Monday, November 21, 2011

Elbow Stacking in Shihonage

Weed out the worms,starve them of the poison they love.
Replace it with knowledge,
that will shine light on the dank stagnant boils where they fester.
Dry them up until they crack into dust, then sweep them out.
Expel the worms that work towards your premature rotting.
This cleaning is infinity.

Continuing on with my discussion from the last two posts on elbow stacking, putting one's elbow directly above or below a partner's for ideal positioning, here I will show it's application in shihonage, a basic technique in Aikido. This particular version of shihonage starts from gyaku hanmi katatedori : in this case it's where I started with my left leg and arm forward and my partner started with their right leg forward and they grab my left wrist with their right hand.

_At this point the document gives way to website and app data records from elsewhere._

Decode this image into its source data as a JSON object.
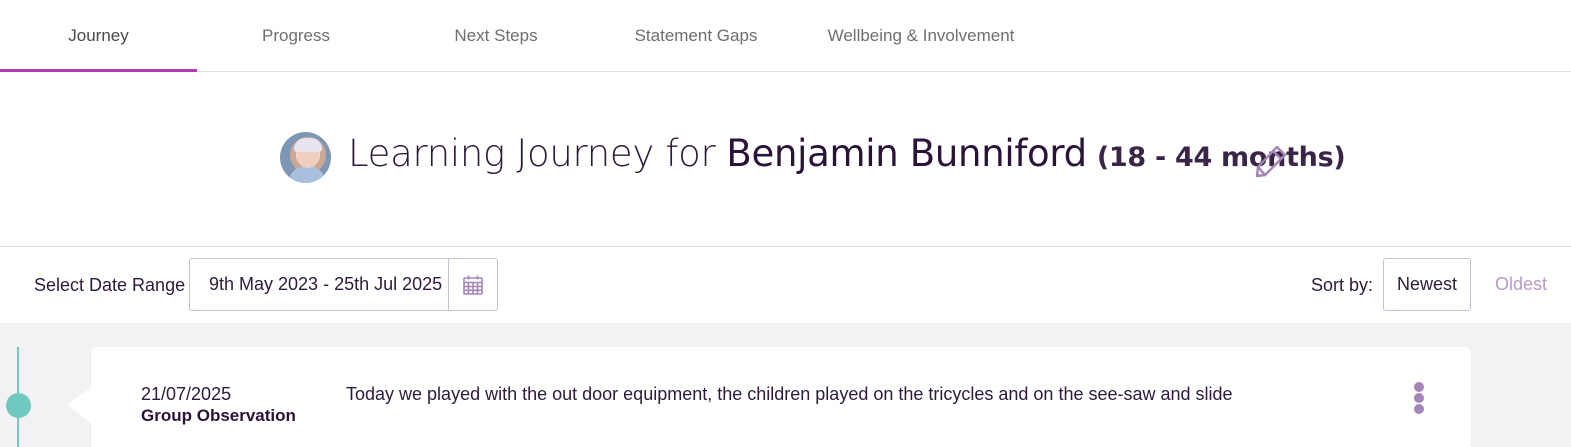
{
  "tabs": [
    {
      "label": "Journey",
      "active": true
    },
    {
      "label": "Progress",
      "active": false
    },
    {
      "label": "Next Steps",
      "active": false
    },
    {
      "label": "Statement Gaps",
      "active": false
    },
    {
      "label": "Wellbeing & Involvement",
      "active": false
    }
  ],
  "header": {
    "title_prefix": "Learning Journey for",
    "child_name": "Benjamin Bunniford",
    "age_range": "(18 - 44 months)",
    "edit_icon": "pencil-icon"
  },
  "filters": {
    "date_range_label": "Select Date Range",
    "date_range_value": "9th May 2023 - 25th Jul 2025",
    "calendar_icon": "calendar-icon",
    "sort_label": "Sort by:",
    "sort_newest": "Newest",
    "sort_oldest": "Oldest",
    "sort_selected": "Newest"
  },
  "observations": [
    {
      "date": "21/07/2025",
      "type": "Group Observation",
      "text": "Today we played with the out door equipment, the children played on the tricycles and on the see-saw and slide"
    }
  ],
  "colors": {
    "accent": "#b03ab5",
    "timeline": "#6fc9c1",
    "text_dark": "#2d1a3d",
    "muted_purple": "#b79ac6",
    "background": "#f3f1f4"
  }
}
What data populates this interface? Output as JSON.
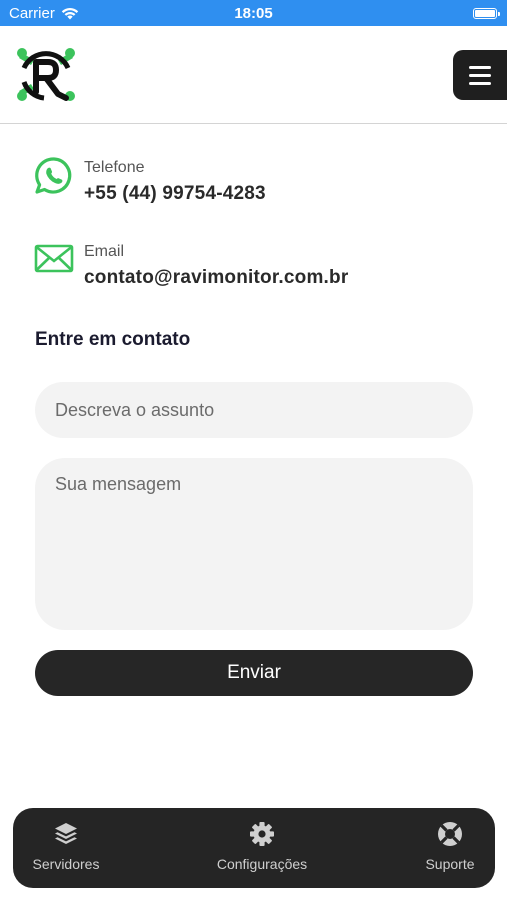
{
  "status_bar": {
    "carrier": "Carrier",
    "time": "18:05",
    "battery_level": 1.0,
    "background": "#2f8ff0"
  },
  "header": {
    "logo_icon": "ravi-monitor-logo",
    "menu_icon": "hamburger-menu-icon"
  },
  "contacts": [
    {
      "icon": "whatsapp-icon",
      "label": "Telefone",
      "value": "+55 (44) 99754-4283"
    },
    {
      "icon": "envelope-icon",
      "label": "Email",
      "value": "contato@ravimonitor.com.br"
    }
  ],
  "form": {
    "title": "Entre em contato",
    "subject_placeholder": "Descreva o assunto",
    "message_placeholder": "Sua mensagem",
    "send_label": "Enviar"
  },
  "tabbar": {
    "items": [
      {
        "icon": "layers-icon",
        "label": "Servidores"
      },
      {
        "icon": "gear-icon",
        "label": "Configurações"
      },
      {
        "icon": "lifebuoy-icon",
        "label": "Suporte"
      }
    ]
  },
  "colors": {
    "accent_green": "#3cc35c",
    "dark": "#1f1f1f",
    "field_bg": "#f3f3f3"
  }
}
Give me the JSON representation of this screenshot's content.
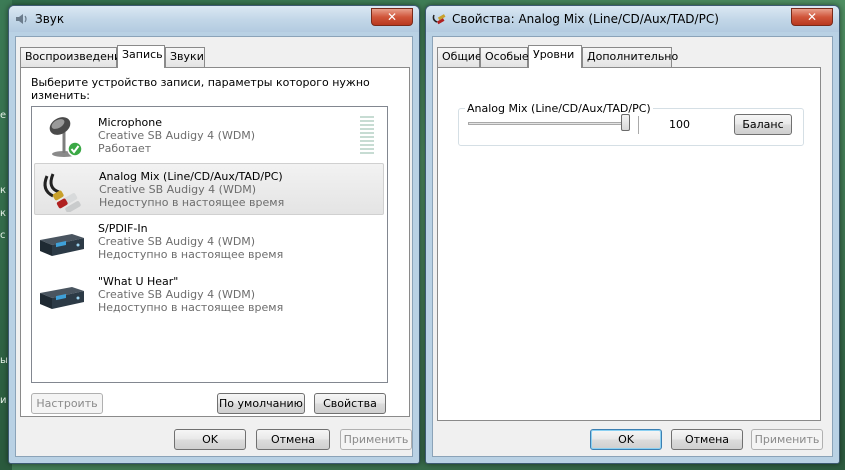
{
  "sound_window": {
    "title": "Звук",
    "close_label": "✕",
    "tabs": [
      "Воспроизведение",
      "Запись",
      "Звуки"
    ],
    "active_tab": "Запись",
    "description": "Выберите устройство записи, параметры которого нужно изменить:",
    "devices": [
      {
        "name": "Microphone",
        "driver": "Creative SB Audigy 4 (WDM)",
        "status": "Работает",
        "icon": "microphone-icon",
        "default": true
      },
      {
        "name": "Analog Mix (Line/CD/Aux/TAD/PC)",
        "driver": "Creative SB Audigy 4 (WDM)",
        "status": "Недоступно в настоящее время",
        "icon": "rca-cable-icon",
        "selected": true
      },
      {
        "name": "S/PDIF-In",
        "driver": "Creative SB Audigy 4 (WDM)",
        "status": "Недоступно в настоящее время",
        "icon": "sound-card-icon"
      },
      {
        "name": "\"What U Hear\"",
        "driver": "Creative SB Audigy 4 (WDM)",
        "status": "Недоступно в настоящее время",
        "icon": "sound-card-icon"
      }
    ],
    "buttons": {
      "configure": "Настроить",
      "set_default": "По умолчанию",
      "properties": "Свойства",
      "ok": "OK",
      "cancel": "Отмена",
      "apply": "Применить"
    }
  },
  "props_window": {
    "title": "Свойства: Analog Mix (Line/CD/Aux/TAD/PC)",
    "close_label": "✕",
    "tabs": [
      "Общие",
      "Особые",
      "Уровни",
      "Дополнительно"
    ],
    "active_tab": "Уровни",
    "level_group_label": "Analog Mix (Line/CD/Aux/TAD/PC)",
    "volume_value": "100",
    "balance_label": "Баланс",
    "buttons": {
      "ok": "OK",
      "cancel": "Отмена",
      "apply": "Применить"
    }
  },
  "colors": {
    "accent": "#3c7fb1",
    "close": "#c94a2e",
    "check": "#3aa845"
  }
}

The picture above does not match my ideal for elbow stacking. Can you see why? Because the elbows are not directly above and below each other! But perhaps this is the phase just before reaching the point of elbow-stackage, which reveals one problem I mentioned earlier about trying to break down these techniques; they should be done in continuous fluid motion. Stopping them allows us to take a picture and have a discussion on a particular point, but it is not the technique. Unfortunately, in the few pictures I took, I just couldn't get the shot right. Not to blame a partner, but successful completion of this technique does require some things from the partner, which my partner may not have been so privy too. First of all, one must maintain a solid grip on your wrist through the technique. If it is too lax and there is space, then my wrist will slip out of the partner's hand, connection is lost, and another technique would suit the situation better. Perhaps these pictures serve as a better image of what it looks like just before you stack the elbows. Or maybe I just don't know what I'm talking about! HAHA!

Anyway, I wanted to show this particular example of elbow stacking because in my last two posts, the tori's elbow (person doing the technique, me in these instances) is above the opponents, breaking their balance and dropping them downwards. With shihonage though, we get the opposite effect. As I move to put my elbow directly underneath my partner's as they maintain an honest grip, they will be forced upwards on to their toes to get the effect of what is often called, "floating waza"; a technique that utilizes this uprooting of the partner giving them a brief feeling of floating. If you don't stack the elbows properly, you probably won't get the "floating" effect which is key to breaking the balance of your partner.

Of the many potential boundaries I create in my technique keeping me from efficient movement, it's the tension in my shoulders which I think is most problematic. If one can relax their upper body, primarily the shoulders, then a solid/fluid (funny how those antonyms are both part of the same thing here eh?) connection with the ground is made, which is your greatest support and strength in this technique. You are the tool, the medium between the earth and gravity, the magician of forces that utilizes certain facts of life to produce certain outcomes, in this case, unbalancing your opponent and putting yourself in an advantageous position. If you are clean of impurities, in this case, muscle tension in the shoulders, then those forces you seek to utilize can work to their greatest potential.

Saying this, my shoulders are not completely relaxed in my technique. This is the greatest difference between me and my teacher. I can talk about it, but achieve little results in actuality whereas my Sensei can just do it. Well, how do you breach that wide gap between our respective abilities? Time and experience I suppose ... at least that's what everyone is saying.

But I need to go to sleep soon, and then I have to go to work, because I have bills to pay, and then I have to go to the supermarket to buy food, then I have to cook the food and then spend time in the bathroom. Then there's places I need to go in order to see people I need to meet. I'm here ready to devote myself to improvement in technique but it's just so ... complicated sometimes. Maybe not, it's all just time and experience right? I suppose there is also a gap between the realization of this ideal and practical daily life. It's all physics ... no magic.

Well, doesn't stop me from searching for the Holy Grail. Gonna live forever I swear, even if it kills me.


  1. Before enlightenment, chop wood and carry water.
    After enlightenment, eat pizza and drink beer.

    Nice series on the elbows.

  2. So you've got a new girl friend?